According to head researcher Juan Carlos Izpisua Belmonte, “This is the first time that someone has shown that reprogramming in an animal can provide a beneficial effect in terms of health and extend their lifespan.” After six weeks of treatment, which consisted of resetting the aging clock with induced pluripotent (iPS) cells, the mice were noticeably younger and their spinal columns realigned.

 

Impressed with the study, Wolf Reik, professor of epigenetics at the Babraham Institute, Cambridge said, “These so-called iPS cells have the ability to multiply and turn into any cell type in the body and are already being tested in trials designed to provide “spare parts” for patients.” By exposing the lab mice to a chemical in their drinking water, the lab mice were engineered using the same four genes that turn skin cells into iPS cells.

 

The results of the study were rather groundbreaking. By testing mice with a genetic disorder called Progeria – an accelerated aging condition that drastically reduces lifespan – researchers discovered that “aging is partially – perhaps mostly – driven by an internal genetic clock that actively causes our body a state of decline.” This challenges the belief that aging, in its simplest form, is the result of physical wear and tear.

 

With a focus not only on the extension of life but most importantly health-span, Izpisua Belmonte and her Salk team found a way to successfully rewind cells without turning them back to stem cells – which are notorious for proliferating uncontrollably.

 

So when can this anti-aging research be tested in humans?

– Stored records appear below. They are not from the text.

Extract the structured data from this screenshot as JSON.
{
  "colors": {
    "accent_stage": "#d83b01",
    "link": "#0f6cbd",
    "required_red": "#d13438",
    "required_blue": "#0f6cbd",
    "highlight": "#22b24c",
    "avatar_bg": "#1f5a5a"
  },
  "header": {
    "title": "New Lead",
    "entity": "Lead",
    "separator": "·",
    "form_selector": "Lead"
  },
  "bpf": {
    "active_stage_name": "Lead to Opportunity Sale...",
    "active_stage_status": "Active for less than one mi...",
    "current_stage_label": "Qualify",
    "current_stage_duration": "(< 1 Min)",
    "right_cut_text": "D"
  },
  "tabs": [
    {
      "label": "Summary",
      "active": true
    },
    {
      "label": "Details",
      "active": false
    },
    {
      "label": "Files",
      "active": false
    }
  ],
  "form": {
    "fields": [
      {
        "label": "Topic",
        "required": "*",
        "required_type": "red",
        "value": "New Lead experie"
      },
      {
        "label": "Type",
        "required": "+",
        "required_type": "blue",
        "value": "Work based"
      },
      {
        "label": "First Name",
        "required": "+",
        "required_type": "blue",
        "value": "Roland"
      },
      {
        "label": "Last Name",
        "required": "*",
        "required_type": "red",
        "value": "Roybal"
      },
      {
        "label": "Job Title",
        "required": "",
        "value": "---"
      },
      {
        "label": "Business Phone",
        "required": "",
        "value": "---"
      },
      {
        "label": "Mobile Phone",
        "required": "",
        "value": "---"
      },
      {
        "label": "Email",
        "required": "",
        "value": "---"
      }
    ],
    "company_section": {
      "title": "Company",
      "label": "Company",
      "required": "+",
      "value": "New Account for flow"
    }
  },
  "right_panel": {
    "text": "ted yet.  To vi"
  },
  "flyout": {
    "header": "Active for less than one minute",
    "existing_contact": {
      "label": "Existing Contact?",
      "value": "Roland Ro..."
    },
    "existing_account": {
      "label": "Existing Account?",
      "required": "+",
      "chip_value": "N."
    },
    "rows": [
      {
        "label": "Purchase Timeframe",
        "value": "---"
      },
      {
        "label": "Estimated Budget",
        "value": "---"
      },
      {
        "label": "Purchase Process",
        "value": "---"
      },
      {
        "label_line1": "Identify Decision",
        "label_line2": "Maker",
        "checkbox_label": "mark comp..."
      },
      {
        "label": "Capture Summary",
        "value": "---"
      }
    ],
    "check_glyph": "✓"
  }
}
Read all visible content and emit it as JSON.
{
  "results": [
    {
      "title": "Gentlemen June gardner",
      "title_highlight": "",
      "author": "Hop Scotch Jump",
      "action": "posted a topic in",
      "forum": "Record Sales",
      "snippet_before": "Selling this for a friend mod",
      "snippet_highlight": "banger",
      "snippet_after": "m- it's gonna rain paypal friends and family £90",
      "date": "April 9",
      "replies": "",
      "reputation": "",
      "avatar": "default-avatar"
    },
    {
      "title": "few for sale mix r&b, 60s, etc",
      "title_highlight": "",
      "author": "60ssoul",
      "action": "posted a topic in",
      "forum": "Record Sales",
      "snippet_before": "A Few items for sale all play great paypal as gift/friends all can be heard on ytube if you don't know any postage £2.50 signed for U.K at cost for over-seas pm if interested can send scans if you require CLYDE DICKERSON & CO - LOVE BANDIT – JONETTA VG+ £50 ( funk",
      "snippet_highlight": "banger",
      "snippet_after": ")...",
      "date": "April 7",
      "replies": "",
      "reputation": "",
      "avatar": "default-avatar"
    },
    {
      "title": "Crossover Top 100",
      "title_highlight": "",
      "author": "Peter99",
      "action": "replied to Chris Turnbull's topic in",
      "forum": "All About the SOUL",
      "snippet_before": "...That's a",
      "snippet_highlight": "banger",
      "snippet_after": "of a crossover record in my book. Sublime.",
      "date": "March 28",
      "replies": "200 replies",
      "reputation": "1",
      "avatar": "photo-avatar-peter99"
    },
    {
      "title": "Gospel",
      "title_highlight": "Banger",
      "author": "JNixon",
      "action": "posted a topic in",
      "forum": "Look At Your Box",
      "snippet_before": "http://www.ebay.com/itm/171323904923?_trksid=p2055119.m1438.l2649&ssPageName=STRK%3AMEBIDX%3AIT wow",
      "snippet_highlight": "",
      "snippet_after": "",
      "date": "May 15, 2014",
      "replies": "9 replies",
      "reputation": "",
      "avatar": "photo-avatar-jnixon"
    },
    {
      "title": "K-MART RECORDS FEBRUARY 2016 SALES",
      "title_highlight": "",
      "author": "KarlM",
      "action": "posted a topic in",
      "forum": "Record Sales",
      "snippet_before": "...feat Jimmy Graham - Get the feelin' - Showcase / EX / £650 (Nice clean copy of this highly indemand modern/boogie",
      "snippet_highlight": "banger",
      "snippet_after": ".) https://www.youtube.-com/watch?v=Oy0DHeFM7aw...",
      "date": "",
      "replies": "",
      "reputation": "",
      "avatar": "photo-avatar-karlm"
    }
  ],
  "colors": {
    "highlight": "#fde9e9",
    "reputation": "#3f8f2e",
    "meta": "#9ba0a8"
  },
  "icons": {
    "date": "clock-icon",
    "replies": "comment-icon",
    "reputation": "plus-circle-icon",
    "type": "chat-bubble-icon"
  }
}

With genetic manipulation of human embryos illegal, the Salk team is confident that these same genes could be targeted with drugs. “These chemicals could be administered in creams or injections to rejuvenate skin, muscles, or bones,” said Izpisua Belmonte.